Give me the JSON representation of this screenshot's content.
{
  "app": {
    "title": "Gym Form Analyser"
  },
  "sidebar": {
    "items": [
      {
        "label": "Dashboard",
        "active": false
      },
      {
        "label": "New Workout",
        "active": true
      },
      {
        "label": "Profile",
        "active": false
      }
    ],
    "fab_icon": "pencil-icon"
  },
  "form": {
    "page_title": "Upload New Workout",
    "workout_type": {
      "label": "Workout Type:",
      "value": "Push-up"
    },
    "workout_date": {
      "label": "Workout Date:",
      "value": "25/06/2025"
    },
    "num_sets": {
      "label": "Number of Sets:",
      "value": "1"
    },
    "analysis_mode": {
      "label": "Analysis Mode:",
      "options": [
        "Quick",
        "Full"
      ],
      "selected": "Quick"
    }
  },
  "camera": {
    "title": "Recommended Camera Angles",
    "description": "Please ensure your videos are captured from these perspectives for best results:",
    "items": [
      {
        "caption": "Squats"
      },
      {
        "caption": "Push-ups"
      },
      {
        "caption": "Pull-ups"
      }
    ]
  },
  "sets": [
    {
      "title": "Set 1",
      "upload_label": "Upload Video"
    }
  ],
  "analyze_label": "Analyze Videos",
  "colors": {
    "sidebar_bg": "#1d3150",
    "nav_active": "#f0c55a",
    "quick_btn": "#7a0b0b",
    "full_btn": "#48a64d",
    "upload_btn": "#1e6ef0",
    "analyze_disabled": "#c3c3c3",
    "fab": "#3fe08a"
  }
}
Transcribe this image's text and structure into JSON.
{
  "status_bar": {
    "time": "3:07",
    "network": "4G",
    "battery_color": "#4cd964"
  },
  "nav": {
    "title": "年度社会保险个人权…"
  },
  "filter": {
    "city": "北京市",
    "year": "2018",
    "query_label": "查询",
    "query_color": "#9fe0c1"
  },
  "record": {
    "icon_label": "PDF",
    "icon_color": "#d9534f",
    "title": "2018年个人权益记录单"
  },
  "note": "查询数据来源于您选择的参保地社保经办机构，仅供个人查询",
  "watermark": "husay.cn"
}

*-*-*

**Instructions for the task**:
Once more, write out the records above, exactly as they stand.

**Completed task**:
Give me the JSON representation of this screenshot's content.
{
  "app": {
    "title": "Gym Form Analyser"
  },
  "sidebar": {
    "items": [
      {
        "label": "Dashboard",
        "active": false
      },
      {
        "label": "New Workout",
        "active": true
      },
      {
        "label": "Profile",
        "active": false
      }
    ],
    "fab_icon": "pencil-icon"
  },
  "form": {
    "page_title": "Upload New Workout",
    "workout_type": {
      "label": "Workout Type:",
      "value": "Push-up"
    },
    "workout_date": {
      "label": "Workout Date:",
      "value": "25/06/2025"
    },
    "num_sets": {
      "label": "Number of Sets:",
      "value": "1"
    },
    "analysis_mode": {
      "label": "Analysis Mode:",
      "options": [
        "Quick",
        "Full"
      ],
      "selected": "Quick"
    }
  },
  "camera": {
    "title": "Recommended Camera Angles",
    "description": "Please ensure your videos are captured from these perspectives for best results:",
    "items": [
      {
        "caption": "Squats"
      },
      {
        "caption": "Push-ups"
      },
      {
        "caption": "Pull-ups"
      }
    ]
  },
  "sets": [
    {
      "title": "Set 1",
      "upload_label": "Upload Video"
    }
  ],
  "analyze_label": "Analyze Videos",
  "colors": {
    "sidebar_bg": "#1d3150",
    "nav_active": "#f0c55a",
    "quick_btn": "#7a0b0b",
    "full_btn": "#48a64d",
    "upload_btn": "#1e6ef0",
    "analyze_disabled": "#c3c3c3",
    "fab": "#3fe08a"
  }
}
Transcribe this image's text and structure into JSON.
{
  "status_bar": {
    "time": "3:07",
    "network": "4G",
    "battery_color": "#4cd964"
  },
  "nav": {
    "title": "年度社会保险个人权…"
  },
  "filter": {
    "city": "北京市",
    "year": "2018",
    "query_label": "查询",
    "query_color": "#9fe0c1"
  },
  "record": {
    "icon_label": "PDF",
    "icon_color": "#d9534f",
    "title": "2018年个人权益记录单"
  },
  "note": "查询数据来源于您选择的参保地社保经办机构，仅供个人查询",
  "watermark": "husay.cn"
}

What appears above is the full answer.